President Ranil Wickremesinghe’s inaugural policy statement made yesterday which took a pro-Western stance, uplifted Bourse turnover to a 78-day high. The Bourse made a Rs 2.68 billion turnover yesterday, the highest since 17 May when it made a Rs 2.75 billion turnover.
Wickremesinghe in his speech said they would restart negotiations with the IMF this month, leading to a staff level agreement, whilst virtually and simultaneously delivering Sri Lanka’s debt restructuring programme to the Fund with the aid of international consultants who have the technical expertise to advise on such works, which boosted the Bourse. At the same time talks with international creditors will continue, the President said.

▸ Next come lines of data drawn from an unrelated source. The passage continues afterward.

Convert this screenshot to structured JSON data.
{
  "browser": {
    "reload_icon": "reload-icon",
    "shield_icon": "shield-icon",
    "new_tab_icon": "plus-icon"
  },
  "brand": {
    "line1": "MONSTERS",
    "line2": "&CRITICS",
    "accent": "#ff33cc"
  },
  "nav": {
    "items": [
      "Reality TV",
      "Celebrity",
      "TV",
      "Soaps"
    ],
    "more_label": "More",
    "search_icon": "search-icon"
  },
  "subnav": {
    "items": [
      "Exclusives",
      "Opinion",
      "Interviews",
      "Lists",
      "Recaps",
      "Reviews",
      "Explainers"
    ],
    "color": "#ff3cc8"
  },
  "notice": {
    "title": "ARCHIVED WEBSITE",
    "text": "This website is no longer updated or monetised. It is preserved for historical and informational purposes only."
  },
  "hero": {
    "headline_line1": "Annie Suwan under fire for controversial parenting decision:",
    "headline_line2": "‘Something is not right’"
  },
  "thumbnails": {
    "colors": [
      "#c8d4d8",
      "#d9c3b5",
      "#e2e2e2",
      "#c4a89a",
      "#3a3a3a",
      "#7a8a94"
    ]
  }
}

He also said that cooking gas shortage will soon be a thing of the past, food security and fertiliser are ensured, though with reference to the fuel problem, that; however will continue till the year end, with exports having to foot in the fuel import bill.
The President said the focus on the economy will be exports and investments and not the accumulation of commercial debt.
Consequently, the ASPI hit a 65-day high of 8,080.14 points and the S&P SL 20 Index a 61-day high of 2,586.05 points, respectively, yesterday. The ASPI last hit a higher value than this was on 30 May with a figure of 8,231.33 points and the S&P SL 20 Index, 2,647.67 points on 3 June, respectively.
The number of shares that changed hands yesterday was 123.48 million. However, the Bourse suffered net foreign outflows (NFOs) for the second consecutive market day to yesterday, with yesterday’s figure alone being Rs 4.15 million. Subsequently, the Bourse, in the calendar year to yesterday, has suffered an NFO of Rs 466.8 million.
‘Spot’ unchanged 23rd day
In other developments, the benchmark, albeit administered market ‘spot’ closed unchanged for the 23rd consecutive market day at Rs 360/364 to the US dollar in two way quotes to yesterday , market sources told ‘Finance Today’.
Yesterday, the administered market ‘spot’ was down by between 78.22-79.31 per cent (Rs 158-161) year-on-year; thereby causing cost push inflationary pressure as Sri Lanka is an import dependent economy, they said.
By Paneetha Ameresekere